By Adrian Croft
MUNICH (Reuters) - The West should not rule out sending weapons and other military equipment to help the Ukrainian army in its war against pro-Russian separatists, NATO's top military commander said on Saturday.
The comments by U.S. Air Force General Philip Breedlove were his strongest public intervention yet in the debate going on in Washington over whether the United States should send defensive weapons to help the Ukrainian government forces.
"I don't think we should preclude out of hand the possibility of the military option," Breedlove, NATO's Supreme Allied Commander, Europe, told a group of reporters at the annual Munich Security Conference.
He said he was referring to providing weapons or capabilities, not sending soldiers. "There is no conversation about boots on the ground," he said.
"The Ukrainians have been straightforward in their request to all the nations of NATO and other nations as well about the capabilities they need to address artillery problems, to address communications problems and jamming problems," he said.
"The Ukrainians have asked for help in all of those areas and those are the areas that nations are discussing."
Breedlove also said proposals put forward by Russian President Vladimir Putin to end the conflict in eastern Ukraine were "completely unacceptable".
"The situation is worsening and we need to address the worsening situation," Breedlove said. "It is important that we use all the tools in the toolbox to address this.
"The Russian forces and the Russian-backed forces are changing the landscape in order to better position themselves in whatever solution that comes out of this and we need to keep the diplomatic pressure on," he said, adding that the ultimate goal was a diplomatic and political solution to the conflict.
Breedlove said the Russians had supplied more than 1,000 combat vehicles to separatists in eastern Ukraine.

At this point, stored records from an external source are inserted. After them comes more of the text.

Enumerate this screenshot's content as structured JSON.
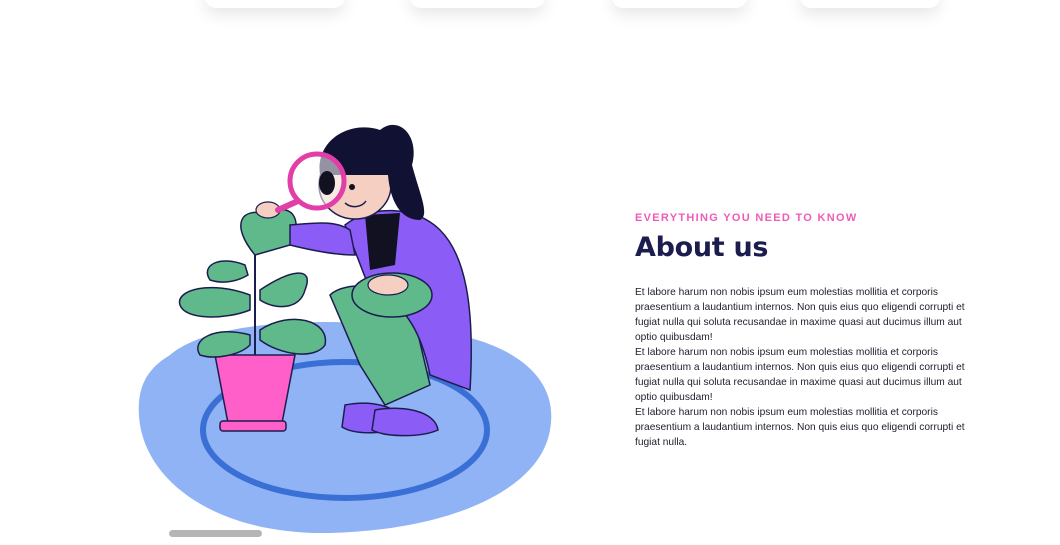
{
  "about": {
    "eyebrow": "EVERYTHING YOU NEED TO KNOW",
    "title": "About us",
    "paragraphs": [
      "Et labore harum non nobis ipsum eum molestias mollitia et corporis praesentium a laudantium internos. Non quis eius quo eligendi corrupti et fugiat nulla qui soluta recusandae in maxime quasi aut ducimus illum aut optio quibusdam!",
      "Et labore harum non nobis ipsum eum molestias mollitia et corporis praesentium a laudantium internos. Non quis eius quo eligendi corrupti et fugiat nulla qui soluta recusandae in maxime quasi aut ducimus illum aut optio quibusdam!",
      "Et labore harum non nobis ipsum eum molestias mollitia et corporis praesentium a laudantium internos. Non quis eius quo eligendi corrupti et fugiat nulla."
    ]
  },
  "colors": {
    "accent_pink": "#f05bb8",
    "title_navy": "#1c1d4f",
    "rug_blue": "#8fb3f5",
    "plant_green": "#5fb98b",
    "coat_purple": "#8b5cf6"
  },
  "icons": {
    "illustration": "woman-inspecting-plant-illustration"
  }
}
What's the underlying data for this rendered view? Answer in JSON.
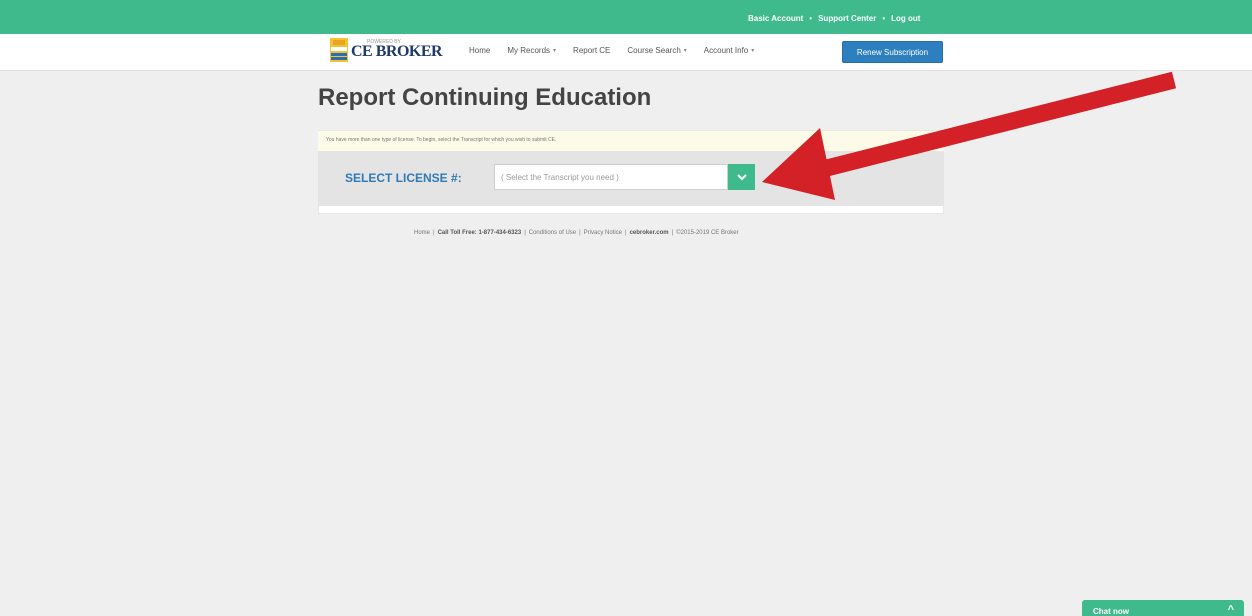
{
  "topbar": {
    "links": [
      "Basic Account",
      "Support Center",
      "Log out"
    ],
    "separator": "•"
  },
  "logo": {
    "brand": "CE BROKER",
    "tagline": "POWERED BY"
  },
  "nav": {
    "items": [
      {
        "label": "Home",
        "dropdown": false
      },
      {
        "label": "My Records",
        "dropdown": true
      },
      {
        "label": "Report CE",
        "dropdown": false
      },
      {
        "label": "Course Search",
        "dropdown": true
      },
      {
        "label": "Account Info",
        "dropdown": true
      }
    ],
    "caret": "▾",
    "renew_label": "Renew Subscription"
  },
  "main": {
    "title": "Report Continuing Education",
    "notice": "You have more than one type of license. To begin, select the Transcript for which you wish to submit CE.",
    "select_label": "SELECT LICENSE #:",
    "select_value": "( Select the Transcript you need )",
    "select_icon": "chevron-down-icon"
  },
  "footer": {
    "items": [
      "Home",
      "Call Toll Free: 1-877-434-6323",
      "Conditions of Use",
      "Privacy Notice",
      "cebroker.com",
      "©2015-2019 CE Broker"
    ]
  },
  "chat": {
    "label": "Chat now",
    "caret": "^"
  },
  "colors": {
    "accent": "#3fba8c",
    "button_blue": "#2e7fbf",
    "label_blue": "#2f7ab8",
    "arrow_red": "#d42027"
  }
}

Moscow denies such involvement in the conflict.
"We do see hundreds of Russian regulars in eastern Ukraine providing capabilities like air defense, electronic warfare support to artillery, command and control etc ... We have not seen large regular formations of fighting troops," he said.
Many people from other countries had also been brought into the area to fight alongside the separatists in the east, he said.
(Reporting by Adrian Croft; Editing by Stephen Brown/Mark Heinrich)